Many songbirds put in an appearance today which has been an unusual event since the harvest got underway at the beginning of August. Two yellowhammer, two corn bunting, numerous reed bunting, dunnock, blue tit, robin and a pied wagtail were all spotted today.


A corn bunting on the right and a male reed bunting sitting together and as I watched a female reed bunting arrived. Marvellous!

Yellowhammer

I was particularly pleased to see the wagtail, it’s the first one I’ve seen in the fields this year, whereas last year they were on display almost every day. I hope that’s not a nationwide phenomenon.

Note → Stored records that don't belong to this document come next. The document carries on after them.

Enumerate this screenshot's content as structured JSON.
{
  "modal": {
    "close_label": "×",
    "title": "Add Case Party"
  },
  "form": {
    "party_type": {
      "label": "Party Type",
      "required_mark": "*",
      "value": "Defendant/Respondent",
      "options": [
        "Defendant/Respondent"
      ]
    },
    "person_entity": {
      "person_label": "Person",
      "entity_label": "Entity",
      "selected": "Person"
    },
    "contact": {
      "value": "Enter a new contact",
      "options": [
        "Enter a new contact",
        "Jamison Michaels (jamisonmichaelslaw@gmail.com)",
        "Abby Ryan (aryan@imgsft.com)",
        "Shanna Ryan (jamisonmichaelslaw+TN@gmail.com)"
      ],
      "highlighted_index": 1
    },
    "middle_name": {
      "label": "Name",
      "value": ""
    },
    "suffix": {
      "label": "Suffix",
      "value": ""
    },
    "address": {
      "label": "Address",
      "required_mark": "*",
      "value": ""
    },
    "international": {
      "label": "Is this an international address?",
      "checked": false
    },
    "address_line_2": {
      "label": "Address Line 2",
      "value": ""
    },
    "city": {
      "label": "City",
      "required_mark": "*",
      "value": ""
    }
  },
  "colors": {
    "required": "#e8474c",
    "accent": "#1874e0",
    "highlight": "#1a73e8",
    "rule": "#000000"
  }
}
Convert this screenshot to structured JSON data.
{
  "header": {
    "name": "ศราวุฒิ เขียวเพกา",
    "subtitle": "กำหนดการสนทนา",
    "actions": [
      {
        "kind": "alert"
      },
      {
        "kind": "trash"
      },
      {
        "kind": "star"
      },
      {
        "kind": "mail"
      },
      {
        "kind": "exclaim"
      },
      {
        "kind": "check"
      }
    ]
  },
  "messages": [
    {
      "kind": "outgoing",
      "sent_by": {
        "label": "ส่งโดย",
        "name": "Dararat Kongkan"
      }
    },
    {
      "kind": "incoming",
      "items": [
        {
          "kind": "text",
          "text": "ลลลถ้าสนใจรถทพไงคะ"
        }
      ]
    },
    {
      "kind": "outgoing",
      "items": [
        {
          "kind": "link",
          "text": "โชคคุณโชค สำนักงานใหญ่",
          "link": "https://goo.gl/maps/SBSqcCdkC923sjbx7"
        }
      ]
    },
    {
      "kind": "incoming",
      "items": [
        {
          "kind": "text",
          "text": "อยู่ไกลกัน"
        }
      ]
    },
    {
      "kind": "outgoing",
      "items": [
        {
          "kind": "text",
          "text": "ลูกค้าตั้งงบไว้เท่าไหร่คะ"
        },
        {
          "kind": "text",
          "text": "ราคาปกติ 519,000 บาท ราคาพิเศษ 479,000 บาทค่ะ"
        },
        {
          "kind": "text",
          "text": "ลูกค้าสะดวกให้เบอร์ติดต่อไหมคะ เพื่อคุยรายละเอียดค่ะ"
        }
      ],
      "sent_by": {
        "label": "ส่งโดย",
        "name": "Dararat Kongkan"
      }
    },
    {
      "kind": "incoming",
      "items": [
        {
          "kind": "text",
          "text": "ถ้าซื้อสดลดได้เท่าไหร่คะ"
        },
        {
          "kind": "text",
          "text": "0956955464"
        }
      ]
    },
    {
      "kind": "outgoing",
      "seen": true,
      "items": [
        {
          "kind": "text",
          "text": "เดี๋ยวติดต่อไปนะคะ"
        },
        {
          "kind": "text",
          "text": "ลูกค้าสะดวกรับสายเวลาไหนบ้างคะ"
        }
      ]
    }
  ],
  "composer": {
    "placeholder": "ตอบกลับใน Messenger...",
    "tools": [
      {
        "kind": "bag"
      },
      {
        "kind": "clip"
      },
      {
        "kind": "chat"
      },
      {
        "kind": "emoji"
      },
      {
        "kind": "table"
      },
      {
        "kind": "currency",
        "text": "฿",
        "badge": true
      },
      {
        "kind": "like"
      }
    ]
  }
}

A lone kestrel and two sparrowhawks were up and about today so another good day for birds of prey. Also as yesterday, many skylark were extremely active playing tag and because of the lovely weather they were singing up high. I managed to go one better with the pipits of yesterday as I watched one fly up out of a small bush when disturbed by me landing in another one about 30m away in full view. The local churchyard rooks were omnipresent, digging out invertebrates in most of the fields accompanied by countless wood pigeon and carrion crows.

It was difficult to choose a highlight from this weekend, but as I sat on a tractor trailer in the sunshine making some notes a common darter dragonfly buzzed past and settled on an old plough to sun itself. It’s late in the year for dragonflies so that was good to see.


Mature male common darter warming up in the morning sunshine sat on an old plough

I shall post again soon about our local birds and hopefully next time I shall have seen the first winter immigrants such as fieldfare and redwing. Fingers crossed.